==== PROVIDED INFORMATION

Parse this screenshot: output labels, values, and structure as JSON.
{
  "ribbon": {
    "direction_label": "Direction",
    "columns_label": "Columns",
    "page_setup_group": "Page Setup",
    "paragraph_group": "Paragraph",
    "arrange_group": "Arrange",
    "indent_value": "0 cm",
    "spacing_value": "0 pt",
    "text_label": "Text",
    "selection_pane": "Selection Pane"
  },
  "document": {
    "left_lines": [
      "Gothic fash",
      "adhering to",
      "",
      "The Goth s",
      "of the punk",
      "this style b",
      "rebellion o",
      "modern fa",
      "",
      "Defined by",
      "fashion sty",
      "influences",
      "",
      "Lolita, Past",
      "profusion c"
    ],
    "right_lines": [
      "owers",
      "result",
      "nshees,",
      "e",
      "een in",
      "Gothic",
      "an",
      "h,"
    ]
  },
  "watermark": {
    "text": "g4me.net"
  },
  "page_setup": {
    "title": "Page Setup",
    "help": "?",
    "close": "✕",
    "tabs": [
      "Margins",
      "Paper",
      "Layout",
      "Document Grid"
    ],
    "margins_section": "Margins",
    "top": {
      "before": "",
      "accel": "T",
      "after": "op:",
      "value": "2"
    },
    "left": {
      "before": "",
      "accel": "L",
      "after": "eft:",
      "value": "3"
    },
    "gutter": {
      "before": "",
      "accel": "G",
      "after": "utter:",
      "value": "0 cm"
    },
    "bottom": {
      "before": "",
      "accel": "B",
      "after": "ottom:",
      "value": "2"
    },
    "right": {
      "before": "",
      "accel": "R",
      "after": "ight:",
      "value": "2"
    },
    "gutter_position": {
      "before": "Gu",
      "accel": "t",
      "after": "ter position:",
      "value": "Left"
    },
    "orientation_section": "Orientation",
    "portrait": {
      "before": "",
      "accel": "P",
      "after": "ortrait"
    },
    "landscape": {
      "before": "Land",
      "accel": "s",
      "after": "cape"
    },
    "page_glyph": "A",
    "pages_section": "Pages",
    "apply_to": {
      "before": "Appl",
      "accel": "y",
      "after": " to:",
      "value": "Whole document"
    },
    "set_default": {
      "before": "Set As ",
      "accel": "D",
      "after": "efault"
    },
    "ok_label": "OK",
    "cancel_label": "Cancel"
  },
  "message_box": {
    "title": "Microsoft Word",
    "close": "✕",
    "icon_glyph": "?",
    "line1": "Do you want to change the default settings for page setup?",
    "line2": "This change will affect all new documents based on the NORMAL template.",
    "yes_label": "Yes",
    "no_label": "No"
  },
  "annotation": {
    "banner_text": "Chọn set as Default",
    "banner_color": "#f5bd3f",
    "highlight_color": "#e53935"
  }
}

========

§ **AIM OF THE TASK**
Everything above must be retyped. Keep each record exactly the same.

§ **TASK SOLUTION**
Parse this screenshot: output labels, values, and structure as JSON.
{
  "ribbon": {
    "direction_label": "Direction",
    "columns_label": "Columns",
    "page_setup_group": "Page Setup",
    "paragraph_group": "Paragraph",
    "arrange_group": "Arrange",
    "indent_value": "0 cm",
    "spacing_value": "0 pt",
    "text_label": "Text",
    "selection_pane": "Selection Pane"
  },
  "document": {
    "left_lines": [
      "Gothic fash",
      "adhering to",
      "",
      "The Goth s",
      "of the punk",
      "this style b",
      "rebellion o",
      "modern fa",
      "",
      "Defined by",
      "fashion sty",
      "influences",
      "",
      "Lolita, Past",
      "profusion c"
    ],
    "right_lines": [
      "owers",
      "result",
      "nshees,",
      "e",
      "een in",
      "Gothic",
      "an",
      "h,"
    ]
  },
  "watermark": {
    "text": "g4me.net"
  },
  "page_setup": {
    "title": "Page Setup",
    "help": "?",
    "close": "✕",
    "tabs": [
      "Margins",
      "Paper",
      "Layout",
      "Document Grid"
    ],
    "margins_section": "Margins",
    "top": {
      "before": "",
      "accel": "T",
      "after": "op:",
      "value": "2"
    },
    "left": {
      "before": "",
      "accel": "L",
      "after": "eft:",
      "value": "3"
    },
    "gutter": {
      "before": "",
      "accel": "G",
      "after": "utter:",
      "value": "0 cm"
    },
    "bottom": {
      "before": "",
      "accel": "B",
      "after": "ottom:",
      "value": "2"
    },
    "right": {
      "before": "",
      "accel": "R",
      "after": "ight:",
      "value": "2"
    },
    "gutter_position": {
      "before": "Gu",
      "accel": "t",
      "after": "ter position:",
      "value": "Left"
    },
    "orientation_section": "Orientation",
    "portrait": {
      "before": "",
      "accel": "P",
      "after": "ortrait"
    },
    "landscape": {
      "before": "Land",
      "accel": "s",
      "after": "cape"
    },
    "page_glyph": "A",
    "pages_section": "Pages",
    "apply_to": {
      "before": "Appl",
      "accel": "y",
      "after": " to:",
      "value": "Whole document"
    },
    "set_default": {
      "before": "Set As ",
      "accel": "D",
      "after": "efault"
    },
    "ok_label": "OK",
    "cancel_label": "Cancel"
  },
  "message_box": {
    "title": "Microsoft Word",
    "close": "✕",
    "icon_glyph": "?",
    "line1": "Do you want to change the default settings for page setup?",
    "line2": "This change will affect all new documents based on the NORMAL template.",
    "yes_label": "Yes",
    "no_label": "No"
  },
  "annotation": {
    "banner_text": "Chọn set as Default",
    "banner_color": "#f5bd3f",
    "highlight_color": "#e53935"
  }
}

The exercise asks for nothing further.